_TASK OBJECTIVE_: Within the entries below, every line containing "value" is to be copied.

══ INFORMATION

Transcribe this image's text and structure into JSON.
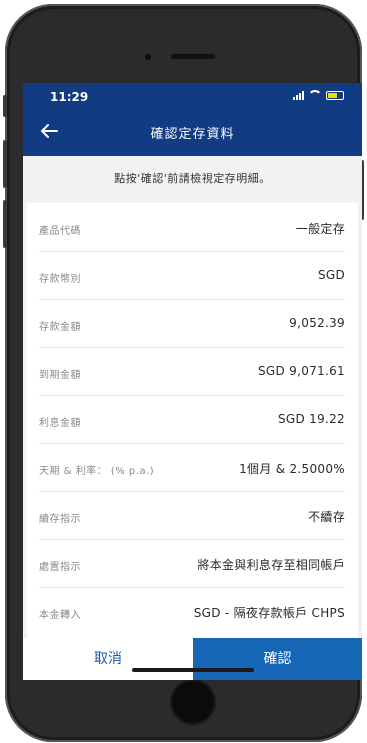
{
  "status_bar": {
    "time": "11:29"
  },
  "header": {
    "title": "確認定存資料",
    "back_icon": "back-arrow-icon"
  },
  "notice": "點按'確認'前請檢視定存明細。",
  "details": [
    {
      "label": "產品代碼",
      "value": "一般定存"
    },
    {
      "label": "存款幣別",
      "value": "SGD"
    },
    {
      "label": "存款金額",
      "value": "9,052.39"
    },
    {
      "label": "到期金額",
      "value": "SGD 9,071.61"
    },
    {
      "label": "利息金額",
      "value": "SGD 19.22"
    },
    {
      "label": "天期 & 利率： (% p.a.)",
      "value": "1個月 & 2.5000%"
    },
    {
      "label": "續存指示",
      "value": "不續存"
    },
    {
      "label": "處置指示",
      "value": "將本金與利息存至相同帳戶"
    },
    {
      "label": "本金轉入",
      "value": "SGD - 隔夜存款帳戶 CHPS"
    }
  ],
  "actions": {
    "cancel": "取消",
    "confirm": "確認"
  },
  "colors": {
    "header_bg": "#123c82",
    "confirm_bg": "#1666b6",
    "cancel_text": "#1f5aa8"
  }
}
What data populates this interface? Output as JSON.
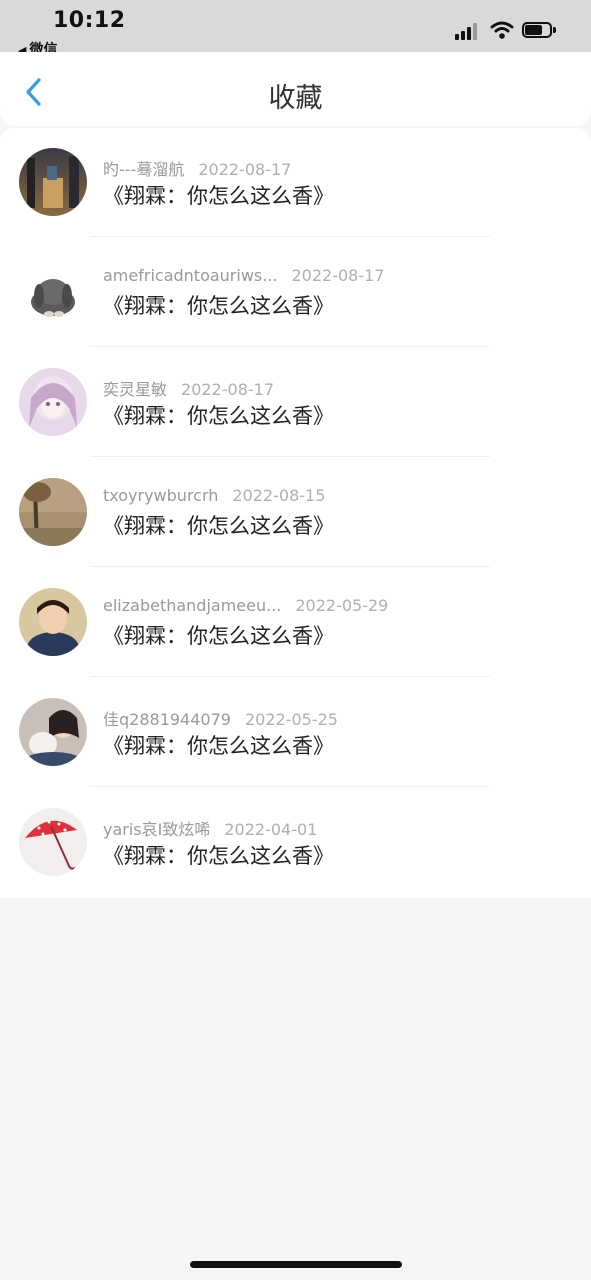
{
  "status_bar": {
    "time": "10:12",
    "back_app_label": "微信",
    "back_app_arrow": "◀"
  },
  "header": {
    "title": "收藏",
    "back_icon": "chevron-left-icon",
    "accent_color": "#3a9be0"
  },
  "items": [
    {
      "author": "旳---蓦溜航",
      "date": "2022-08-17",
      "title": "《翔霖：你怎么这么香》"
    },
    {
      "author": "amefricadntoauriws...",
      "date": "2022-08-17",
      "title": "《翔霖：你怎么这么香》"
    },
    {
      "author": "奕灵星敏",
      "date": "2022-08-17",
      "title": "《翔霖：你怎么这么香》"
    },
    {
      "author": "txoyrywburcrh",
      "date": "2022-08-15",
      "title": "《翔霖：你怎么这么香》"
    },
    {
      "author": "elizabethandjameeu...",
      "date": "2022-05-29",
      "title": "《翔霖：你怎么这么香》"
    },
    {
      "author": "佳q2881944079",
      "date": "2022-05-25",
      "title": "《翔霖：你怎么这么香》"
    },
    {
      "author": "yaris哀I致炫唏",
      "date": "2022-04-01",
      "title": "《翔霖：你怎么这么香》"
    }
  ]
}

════
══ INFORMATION

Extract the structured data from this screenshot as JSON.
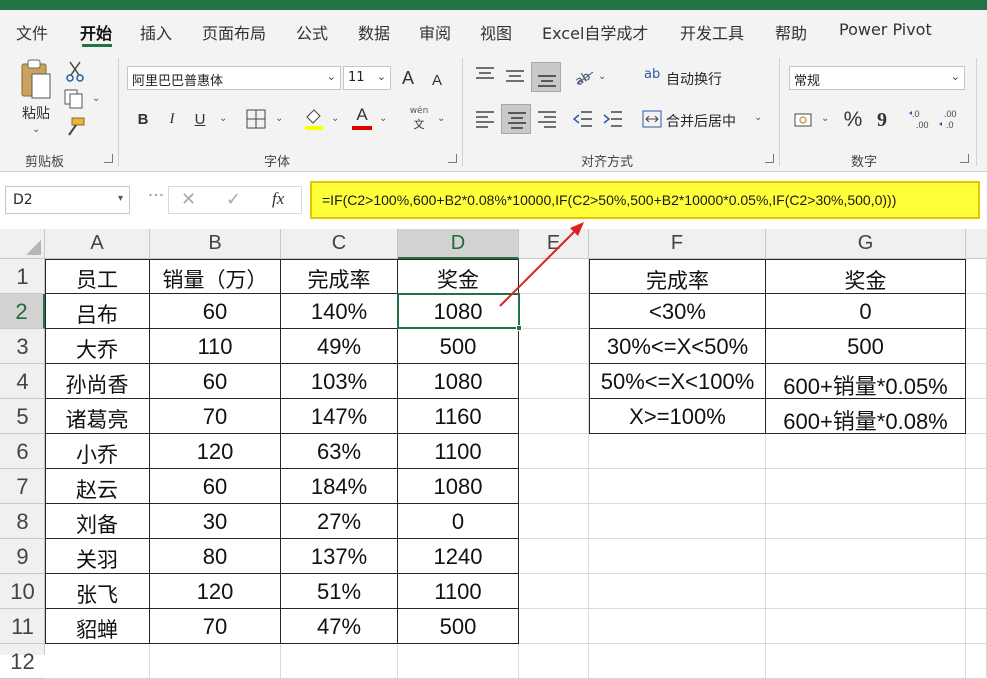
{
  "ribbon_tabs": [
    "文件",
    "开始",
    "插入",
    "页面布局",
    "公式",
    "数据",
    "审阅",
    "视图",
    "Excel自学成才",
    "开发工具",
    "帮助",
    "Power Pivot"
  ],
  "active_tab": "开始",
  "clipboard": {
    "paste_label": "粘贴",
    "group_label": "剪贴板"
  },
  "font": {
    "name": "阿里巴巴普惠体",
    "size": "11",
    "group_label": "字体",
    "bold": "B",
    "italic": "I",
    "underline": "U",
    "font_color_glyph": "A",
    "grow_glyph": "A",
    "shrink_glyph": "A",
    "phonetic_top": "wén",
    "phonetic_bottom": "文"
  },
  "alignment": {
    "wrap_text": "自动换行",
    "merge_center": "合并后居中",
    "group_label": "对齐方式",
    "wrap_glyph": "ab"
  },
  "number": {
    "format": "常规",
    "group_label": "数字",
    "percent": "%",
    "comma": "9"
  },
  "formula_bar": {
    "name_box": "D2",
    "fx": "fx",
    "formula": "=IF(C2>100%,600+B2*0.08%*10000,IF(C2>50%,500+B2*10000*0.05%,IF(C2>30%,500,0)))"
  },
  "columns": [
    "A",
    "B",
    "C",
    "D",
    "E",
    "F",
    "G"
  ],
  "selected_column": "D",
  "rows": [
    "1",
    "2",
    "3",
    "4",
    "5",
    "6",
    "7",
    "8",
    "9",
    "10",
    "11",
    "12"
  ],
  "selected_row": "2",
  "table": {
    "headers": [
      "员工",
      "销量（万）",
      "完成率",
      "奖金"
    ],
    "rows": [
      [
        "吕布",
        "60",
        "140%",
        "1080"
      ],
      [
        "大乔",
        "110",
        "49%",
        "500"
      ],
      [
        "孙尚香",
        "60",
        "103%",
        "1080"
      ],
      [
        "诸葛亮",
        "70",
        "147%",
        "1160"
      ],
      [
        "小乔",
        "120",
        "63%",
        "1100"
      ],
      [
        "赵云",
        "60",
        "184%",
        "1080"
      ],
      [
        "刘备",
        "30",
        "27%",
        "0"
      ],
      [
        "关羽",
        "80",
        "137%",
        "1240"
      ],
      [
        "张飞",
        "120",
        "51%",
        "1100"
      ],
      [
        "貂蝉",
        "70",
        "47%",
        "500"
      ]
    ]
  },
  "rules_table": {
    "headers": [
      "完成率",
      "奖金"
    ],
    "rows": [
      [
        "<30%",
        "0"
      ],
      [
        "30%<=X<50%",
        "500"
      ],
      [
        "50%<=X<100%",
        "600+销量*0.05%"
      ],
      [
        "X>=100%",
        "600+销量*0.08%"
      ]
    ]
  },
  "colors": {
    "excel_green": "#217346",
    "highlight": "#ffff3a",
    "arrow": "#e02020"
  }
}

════

_RESULT_:
      "value": "一般定存"
      "value": "SGD"
      "value": "9,052.39"
      "value": "SGD 9,071.61"
      "value": "SGD 19.22"
      "value": "1個月 & 2.5000%"
      "value": "不續存"
      "value": "將本金與利息存至相同帳戶"
      "value": "SGD - 隔夜存款帳戶 CHPS"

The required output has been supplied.